### ABOUT THIS TASK
Of all the lines in the material, count those containing the string "JSON" and write only the resulting number.

### SOURCE DATA
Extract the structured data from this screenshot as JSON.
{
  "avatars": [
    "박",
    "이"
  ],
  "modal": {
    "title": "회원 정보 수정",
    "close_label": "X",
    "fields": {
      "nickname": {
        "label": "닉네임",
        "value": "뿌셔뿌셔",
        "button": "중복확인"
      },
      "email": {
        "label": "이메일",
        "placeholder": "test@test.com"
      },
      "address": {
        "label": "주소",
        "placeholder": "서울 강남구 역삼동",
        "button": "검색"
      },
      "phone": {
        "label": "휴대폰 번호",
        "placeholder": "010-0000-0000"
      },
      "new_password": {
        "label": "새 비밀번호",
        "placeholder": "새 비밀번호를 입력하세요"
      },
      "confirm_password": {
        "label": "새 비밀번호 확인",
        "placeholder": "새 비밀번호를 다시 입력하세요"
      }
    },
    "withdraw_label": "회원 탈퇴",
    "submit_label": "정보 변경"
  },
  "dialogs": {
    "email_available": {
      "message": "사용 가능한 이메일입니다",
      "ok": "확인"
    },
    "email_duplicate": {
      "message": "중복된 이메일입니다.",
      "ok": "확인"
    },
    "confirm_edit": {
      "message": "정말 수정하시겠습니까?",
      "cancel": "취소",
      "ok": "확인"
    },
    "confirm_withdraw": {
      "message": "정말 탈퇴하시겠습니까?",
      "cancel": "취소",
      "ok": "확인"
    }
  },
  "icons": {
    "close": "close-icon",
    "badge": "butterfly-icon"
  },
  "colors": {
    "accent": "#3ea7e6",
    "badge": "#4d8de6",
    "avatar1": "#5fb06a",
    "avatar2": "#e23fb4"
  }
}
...
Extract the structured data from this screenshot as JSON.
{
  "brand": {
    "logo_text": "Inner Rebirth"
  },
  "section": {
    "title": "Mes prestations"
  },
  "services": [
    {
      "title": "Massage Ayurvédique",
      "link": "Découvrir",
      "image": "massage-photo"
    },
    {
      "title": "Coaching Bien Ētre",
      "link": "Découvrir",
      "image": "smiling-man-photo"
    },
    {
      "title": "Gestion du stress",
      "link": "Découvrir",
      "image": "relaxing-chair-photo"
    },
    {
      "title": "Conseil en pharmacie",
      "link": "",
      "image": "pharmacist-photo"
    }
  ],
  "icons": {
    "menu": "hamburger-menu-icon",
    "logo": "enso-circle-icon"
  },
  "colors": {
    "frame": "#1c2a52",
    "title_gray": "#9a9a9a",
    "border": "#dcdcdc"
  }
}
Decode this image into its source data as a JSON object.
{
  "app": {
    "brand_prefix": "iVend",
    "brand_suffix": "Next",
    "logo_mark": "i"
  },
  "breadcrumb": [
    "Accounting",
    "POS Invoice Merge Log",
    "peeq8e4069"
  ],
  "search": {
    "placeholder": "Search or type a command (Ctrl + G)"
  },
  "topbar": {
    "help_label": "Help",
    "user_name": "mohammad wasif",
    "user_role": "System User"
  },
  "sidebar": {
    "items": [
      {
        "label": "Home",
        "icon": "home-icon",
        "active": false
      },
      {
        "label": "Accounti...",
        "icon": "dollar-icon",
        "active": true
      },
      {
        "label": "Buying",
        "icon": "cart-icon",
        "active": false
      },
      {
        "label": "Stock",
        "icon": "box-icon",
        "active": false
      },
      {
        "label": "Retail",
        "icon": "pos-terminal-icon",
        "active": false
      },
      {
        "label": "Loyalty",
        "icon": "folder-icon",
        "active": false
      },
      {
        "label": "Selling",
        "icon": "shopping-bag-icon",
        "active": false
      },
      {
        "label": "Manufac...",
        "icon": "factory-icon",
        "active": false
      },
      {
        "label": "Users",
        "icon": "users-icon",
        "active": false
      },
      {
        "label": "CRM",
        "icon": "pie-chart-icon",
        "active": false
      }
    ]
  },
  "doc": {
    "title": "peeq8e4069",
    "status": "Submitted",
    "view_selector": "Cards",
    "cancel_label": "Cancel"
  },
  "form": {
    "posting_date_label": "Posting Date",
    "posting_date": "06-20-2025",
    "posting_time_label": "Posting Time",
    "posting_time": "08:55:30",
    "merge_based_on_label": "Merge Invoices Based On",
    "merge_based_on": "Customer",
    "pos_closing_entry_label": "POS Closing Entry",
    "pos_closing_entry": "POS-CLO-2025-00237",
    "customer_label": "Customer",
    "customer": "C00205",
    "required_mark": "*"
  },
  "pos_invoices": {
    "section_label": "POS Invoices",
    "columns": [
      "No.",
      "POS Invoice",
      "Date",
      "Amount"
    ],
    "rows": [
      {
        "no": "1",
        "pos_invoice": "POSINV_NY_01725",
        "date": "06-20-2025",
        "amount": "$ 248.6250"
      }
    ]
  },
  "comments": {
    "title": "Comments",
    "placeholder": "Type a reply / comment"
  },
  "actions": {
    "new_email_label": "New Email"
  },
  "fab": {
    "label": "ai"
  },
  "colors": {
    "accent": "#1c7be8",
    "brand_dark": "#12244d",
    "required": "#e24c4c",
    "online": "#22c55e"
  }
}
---
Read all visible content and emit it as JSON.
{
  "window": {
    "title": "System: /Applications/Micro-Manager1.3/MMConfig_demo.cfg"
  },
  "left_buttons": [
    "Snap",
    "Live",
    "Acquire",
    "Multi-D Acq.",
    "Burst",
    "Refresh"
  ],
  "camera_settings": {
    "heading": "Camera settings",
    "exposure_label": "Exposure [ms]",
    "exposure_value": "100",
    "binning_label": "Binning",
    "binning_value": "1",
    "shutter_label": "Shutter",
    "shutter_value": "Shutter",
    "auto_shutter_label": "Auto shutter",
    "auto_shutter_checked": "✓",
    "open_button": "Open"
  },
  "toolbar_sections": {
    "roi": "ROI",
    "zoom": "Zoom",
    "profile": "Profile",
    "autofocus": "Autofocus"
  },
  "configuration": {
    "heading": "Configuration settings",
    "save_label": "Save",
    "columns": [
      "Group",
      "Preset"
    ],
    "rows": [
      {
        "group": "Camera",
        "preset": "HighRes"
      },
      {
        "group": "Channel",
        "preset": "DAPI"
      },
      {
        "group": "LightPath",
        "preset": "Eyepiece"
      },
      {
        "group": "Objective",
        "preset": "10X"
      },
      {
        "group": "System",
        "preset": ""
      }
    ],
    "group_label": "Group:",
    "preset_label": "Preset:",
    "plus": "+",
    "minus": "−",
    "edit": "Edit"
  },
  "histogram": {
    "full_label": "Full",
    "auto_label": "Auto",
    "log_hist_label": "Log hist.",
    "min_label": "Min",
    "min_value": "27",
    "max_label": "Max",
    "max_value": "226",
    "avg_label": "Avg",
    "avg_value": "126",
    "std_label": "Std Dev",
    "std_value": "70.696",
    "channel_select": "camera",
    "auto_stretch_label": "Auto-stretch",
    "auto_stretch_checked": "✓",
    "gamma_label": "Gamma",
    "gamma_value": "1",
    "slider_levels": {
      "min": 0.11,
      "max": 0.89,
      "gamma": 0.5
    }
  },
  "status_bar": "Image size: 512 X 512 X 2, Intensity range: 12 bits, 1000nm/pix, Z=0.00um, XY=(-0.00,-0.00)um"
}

### EXERCISE ANSWER
4